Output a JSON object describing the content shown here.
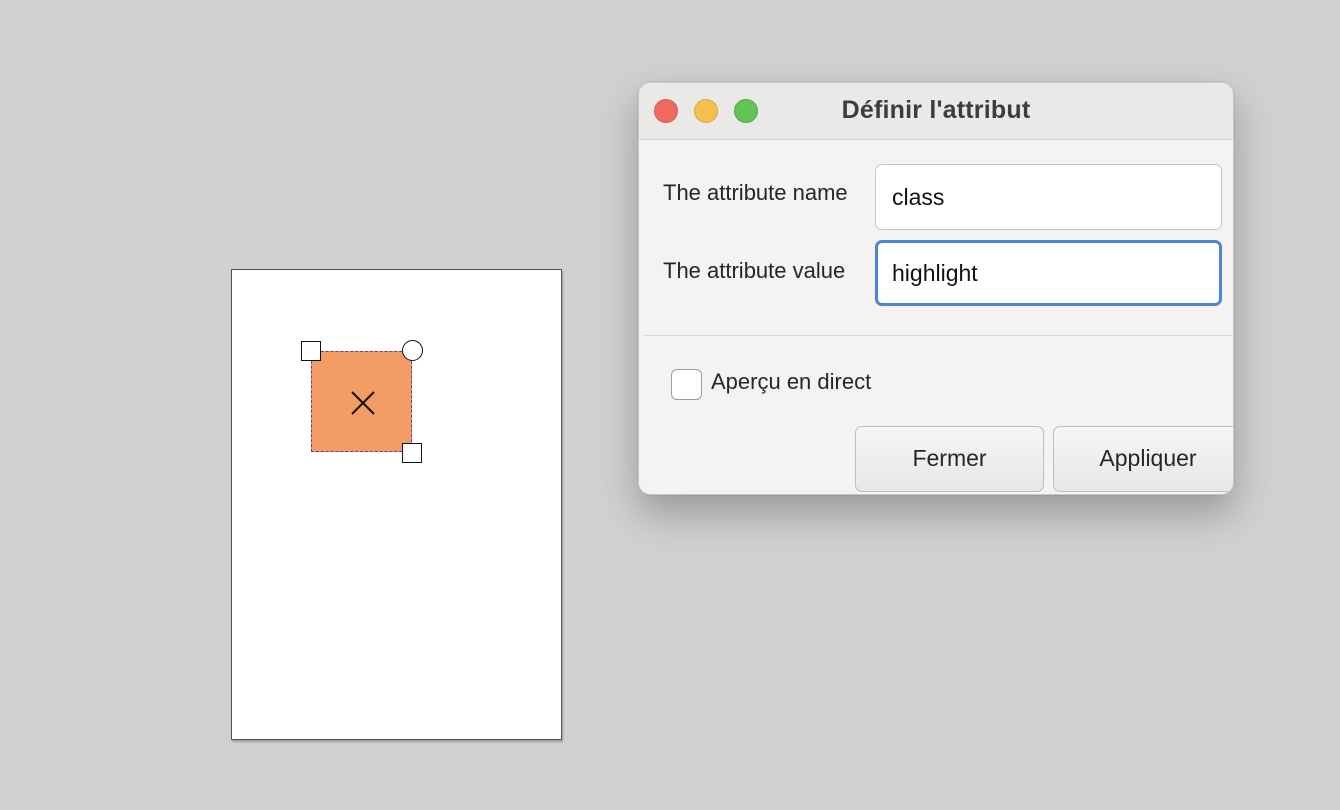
{
  "dialog": {
    "title": "Définir l'attribut",
    "attribute_name_label": "The attribute name",
    "attribute_name_value": "class",
    "attribute_value_label": "The attribute value",
    "attribute_value_value": "highlight",
    "live_preview_label": "Aperçu en direct",
    "live_preview_checked": false,
    "close_button_label": "Fermer",
    "apply_button_label": "Appliquer"
  },
  "window_controls": [
    "close-icon",
    "minimize-icon",
    "maximize-icon"
  ],
  "canvas": {
    "shape_fill": "#f39c63",
    "shape_outline": "#5b3fae",
    "page_background": "#ffffff"
  },
  "colors": {
    "focus_ring": "#4a86d8",
    "traffic_close": "#ee6a5e",
    "traffic_minimize": "#f5bf4f",
    "traffic_maximize": "#61c454"
  }
}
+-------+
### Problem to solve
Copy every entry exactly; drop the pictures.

### Solution to the exercise
Output a JSON object describing the content shown here.
{
  "dialog": {
    "title": "Définir l'attribut",
    "attribute_name_label": "The attribute name",
    "attribute_name_value": "class",
    "attribute_value_label": "The attribute value",
    "attribute_value_value": "highlight",
    "live_preview_label": "Aperçu en direct",
    "live_preview_checked": false,
    "close_button_label": "Fermer",
    "apply_button_label": "Appliquer"
  },
  "window_controls": [
    "close-icon",
    "minimize-icon",
    "maximize-icon"
  ],
  "canvas": {
    "shape_fill": "#f39c63",
    "shape_outline": "#5b3fae",
    "page_background": "#ffffff"
  },
  "colors": {
    "focus_ring": "#4a86d8",
    "traffic_close": "#ee6a5e",
    "traffic_minimize": "#f5bf4f",
    "traffic_maximize": "#61c454"
  }
}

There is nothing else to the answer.